Website and app data records:
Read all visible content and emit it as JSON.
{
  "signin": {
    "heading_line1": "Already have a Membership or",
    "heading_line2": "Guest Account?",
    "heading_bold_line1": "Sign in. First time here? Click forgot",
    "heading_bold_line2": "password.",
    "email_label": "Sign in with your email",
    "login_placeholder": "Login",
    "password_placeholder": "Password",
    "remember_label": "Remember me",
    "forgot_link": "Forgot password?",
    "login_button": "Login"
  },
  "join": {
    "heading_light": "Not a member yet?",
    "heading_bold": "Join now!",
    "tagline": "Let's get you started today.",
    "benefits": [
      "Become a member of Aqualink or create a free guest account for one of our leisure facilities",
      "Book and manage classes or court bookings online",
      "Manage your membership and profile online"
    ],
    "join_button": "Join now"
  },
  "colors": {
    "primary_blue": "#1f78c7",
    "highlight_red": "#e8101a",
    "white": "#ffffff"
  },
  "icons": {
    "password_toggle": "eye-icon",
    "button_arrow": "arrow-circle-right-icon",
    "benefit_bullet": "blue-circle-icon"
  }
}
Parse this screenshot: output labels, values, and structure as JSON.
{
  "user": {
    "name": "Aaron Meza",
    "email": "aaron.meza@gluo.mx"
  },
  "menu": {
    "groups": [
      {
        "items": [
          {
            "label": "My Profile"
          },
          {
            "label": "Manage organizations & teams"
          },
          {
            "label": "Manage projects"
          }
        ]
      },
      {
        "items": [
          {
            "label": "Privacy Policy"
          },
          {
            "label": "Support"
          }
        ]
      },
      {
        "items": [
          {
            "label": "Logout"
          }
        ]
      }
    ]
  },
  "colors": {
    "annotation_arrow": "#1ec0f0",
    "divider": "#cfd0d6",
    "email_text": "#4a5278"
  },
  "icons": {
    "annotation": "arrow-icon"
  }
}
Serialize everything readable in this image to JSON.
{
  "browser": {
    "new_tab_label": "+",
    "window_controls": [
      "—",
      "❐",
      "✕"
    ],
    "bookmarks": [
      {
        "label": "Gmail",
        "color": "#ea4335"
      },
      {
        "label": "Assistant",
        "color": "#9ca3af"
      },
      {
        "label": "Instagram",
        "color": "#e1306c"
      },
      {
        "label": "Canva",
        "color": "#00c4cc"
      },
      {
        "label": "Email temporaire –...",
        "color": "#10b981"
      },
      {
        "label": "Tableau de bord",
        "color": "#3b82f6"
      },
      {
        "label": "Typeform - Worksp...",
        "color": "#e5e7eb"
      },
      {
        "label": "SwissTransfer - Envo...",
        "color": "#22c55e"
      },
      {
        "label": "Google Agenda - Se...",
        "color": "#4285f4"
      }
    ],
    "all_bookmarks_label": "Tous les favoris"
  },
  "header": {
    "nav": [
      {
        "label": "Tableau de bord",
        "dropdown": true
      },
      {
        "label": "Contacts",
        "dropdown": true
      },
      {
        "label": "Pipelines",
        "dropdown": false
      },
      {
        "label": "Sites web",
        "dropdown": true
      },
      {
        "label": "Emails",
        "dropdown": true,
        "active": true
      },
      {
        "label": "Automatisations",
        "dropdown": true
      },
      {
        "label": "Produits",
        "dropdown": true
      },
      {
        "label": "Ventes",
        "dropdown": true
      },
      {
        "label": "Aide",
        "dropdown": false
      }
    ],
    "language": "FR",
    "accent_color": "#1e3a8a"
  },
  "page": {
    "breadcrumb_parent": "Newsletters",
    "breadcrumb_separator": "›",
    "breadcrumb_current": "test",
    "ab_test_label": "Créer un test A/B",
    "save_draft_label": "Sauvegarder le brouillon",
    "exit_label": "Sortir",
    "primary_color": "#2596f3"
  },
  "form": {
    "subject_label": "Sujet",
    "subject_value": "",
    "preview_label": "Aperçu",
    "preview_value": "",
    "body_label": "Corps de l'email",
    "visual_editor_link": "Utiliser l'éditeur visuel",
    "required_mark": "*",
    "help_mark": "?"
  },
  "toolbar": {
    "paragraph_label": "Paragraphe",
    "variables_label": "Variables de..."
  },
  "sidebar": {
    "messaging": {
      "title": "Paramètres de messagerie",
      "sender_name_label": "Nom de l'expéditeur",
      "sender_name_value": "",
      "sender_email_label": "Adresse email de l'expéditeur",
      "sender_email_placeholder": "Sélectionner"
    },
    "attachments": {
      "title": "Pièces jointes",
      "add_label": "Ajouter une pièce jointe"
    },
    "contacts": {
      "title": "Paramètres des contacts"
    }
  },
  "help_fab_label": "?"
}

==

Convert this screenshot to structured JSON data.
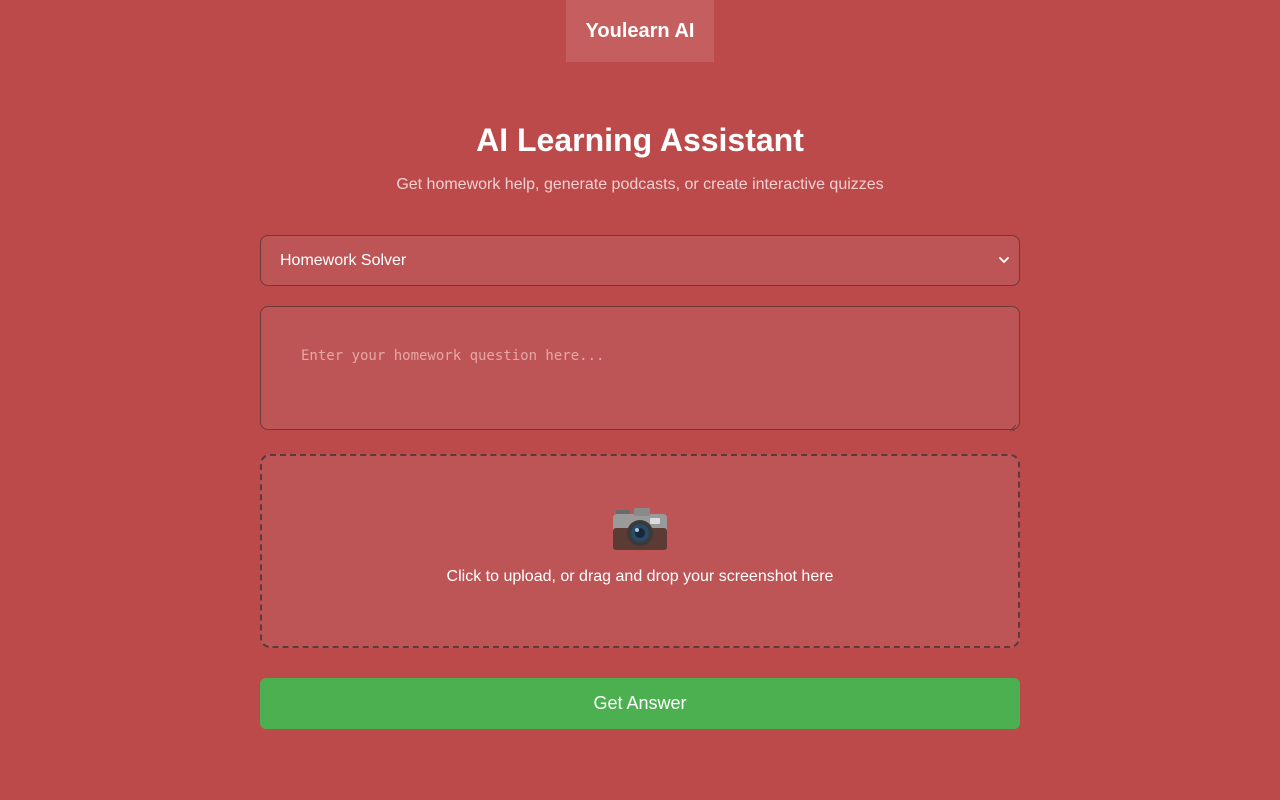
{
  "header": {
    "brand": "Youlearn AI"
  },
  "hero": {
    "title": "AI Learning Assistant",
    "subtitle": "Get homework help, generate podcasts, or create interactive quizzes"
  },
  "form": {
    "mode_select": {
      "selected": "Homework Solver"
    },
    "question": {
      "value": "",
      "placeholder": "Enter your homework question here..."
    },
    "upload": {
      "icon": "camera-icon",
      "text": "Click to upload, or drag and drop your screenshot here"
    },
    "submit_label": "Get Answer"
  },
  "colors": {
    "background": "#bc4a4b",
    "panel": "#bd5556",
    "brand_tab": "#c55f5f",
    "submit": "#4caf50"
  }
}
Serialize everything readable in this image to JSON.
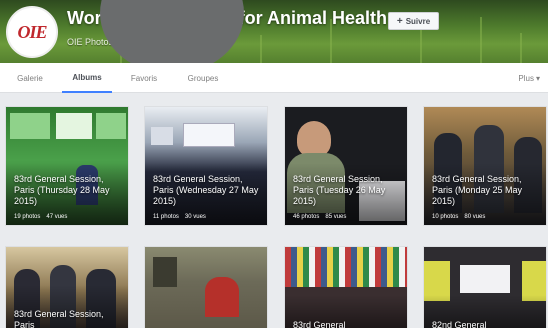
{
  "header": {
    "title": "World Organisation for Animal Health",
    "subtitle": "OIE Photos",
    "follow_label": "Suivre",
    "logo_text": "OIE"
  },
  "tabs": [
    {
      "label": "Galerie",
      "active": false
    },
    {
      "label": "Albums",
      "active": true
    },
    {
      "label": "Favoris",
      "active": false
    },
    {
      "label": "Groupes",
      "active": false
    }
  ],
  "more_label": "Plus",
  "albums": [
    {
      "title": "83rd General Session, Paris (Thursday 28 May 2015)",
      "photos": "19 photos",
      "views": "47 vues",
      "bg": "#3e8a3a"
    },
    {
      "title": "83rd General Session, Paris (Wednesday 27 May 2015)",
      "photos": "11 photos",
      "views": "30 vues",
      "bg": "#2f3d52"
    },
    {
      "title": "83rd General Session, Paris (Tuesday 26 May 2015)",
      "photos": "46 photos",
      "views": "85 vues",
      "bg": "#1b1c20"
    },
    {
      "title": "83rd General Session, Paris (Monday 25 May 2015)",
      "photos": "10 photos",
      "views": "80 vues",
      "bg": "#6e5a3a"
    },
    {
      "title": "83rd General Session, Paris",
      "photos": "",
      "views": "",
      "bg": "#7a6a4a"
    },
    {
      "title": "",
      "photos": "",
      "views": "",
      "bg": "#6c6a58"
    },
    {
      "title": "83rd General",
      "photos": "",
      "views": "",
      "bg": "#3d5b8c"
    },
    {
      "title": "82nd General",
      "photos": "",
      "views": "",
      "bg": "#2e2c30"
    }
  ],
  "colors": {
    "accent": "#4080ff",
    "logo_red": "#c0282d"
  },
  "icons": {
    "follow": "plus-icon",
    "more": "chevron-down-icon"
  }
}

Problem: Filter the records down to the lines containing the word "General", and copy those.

Response to this task:
      "title": "83rd General Session, Paris (Thursday 28 May 2015)",
      "title": "83rd General Session, Paris (Wednesday 27 May 2015)",
      "title": "83rd General Session, Paris (Tuesday 26 May 2015)",
      "title": "83rd General Session, Paris (Monday 25 May 2015)",
      "title": "83rd General Session, Paris",
      "title": "83rd General",
      "title": "82nd General",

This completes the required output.